Baystate expresses concern over local COVID-19 cases, toll on healthcare system | News
SPRINGFIELD, MA (WGGB/WSHM) — The president and CEO of Baystate Health is sounding the alarm about the amount of COVID-19 inside their hospital system right now. Dr. Mark Keroack explained Thursday not only the type of people getting sick in Hampden County, but also the amount of burden the hospital is shouldering.
Keroack said the biggest driver of the dire situation within Baystate Medical Center is the fact that Hampden County continues to have the lowest vaccination rate in the state. The already-busy hospital is getting overwhelmed.
The way Keroack described the COVID-19 situation locally is not quite like the overflowing hospitals in the south, but it’s not far off.
As of Wednesday, Keroack said Baystate Health has 18 percent of the state’s inpatient COVID-19 cases, but Baystate only has five percent of the state’s inpatient hospital beds.
“That’s more than three times than what you would expect if the cases were distributed evenly across all the hospitals,” Keroack noted.
When it comes to who is getting sick, Keroack told Western Mass News the low rate of vaccination in Hampden County is playing a role. He said 75 percent of the cases are among unvaccinated people, compared to 25 percent who are vaccinated.
“They’re typically people with chronic medical conditions or older,” Keroack explained.
Combine that with the fact that Baystate Medical Center is the only Level 1 trauma center in the region and the only regional provider for a number of high-level care needs including high-risk pregnancy and cardiac surgery.
“We are regularly at capacity and the only thing that corrects that situation is when we are able to accomplish discharge and open beds to decompress the emergency room,” Keroack noted.
Another complicating factor, Keroack said, is that the hospital system of 12,000 employees currently has 1,400 vacant positions and as the hospital works to implement a vaccine mandate for all employees, he said more than 80 percent of workers have complied. However, he said another 1,600 employees are still not vaccinated with a few medical and religious exemptions granted.
“There are some people who have been reading some of the misinformation that’s out on social media or the internet and are holding beliefs that are, you know, I would say not based in science,” Keroack said.
The policy will take effect October 1 and Keroack said the hospital system is providing expert opinions and emotional support to help persuade hesitant workers in a time where every employee makes a difference.
“We really don’t want to be seeing a lot of resignations when the deadline approaches,” Keroack added.

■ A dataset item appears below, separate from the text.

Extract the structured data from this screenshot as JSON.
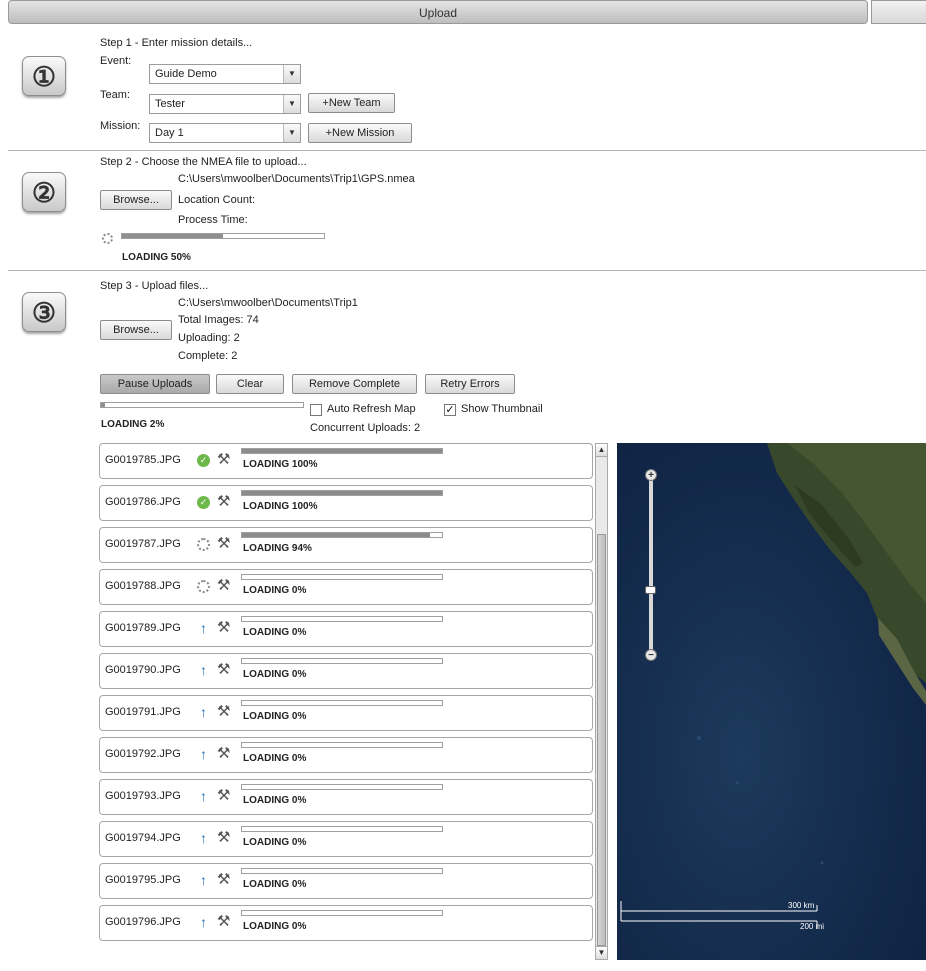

Baystate said they have been able to fill some vacancies with contractors. Keroack said he is also speaking with civic leaders and local boards of health to convey vaccine safety messaging to the public.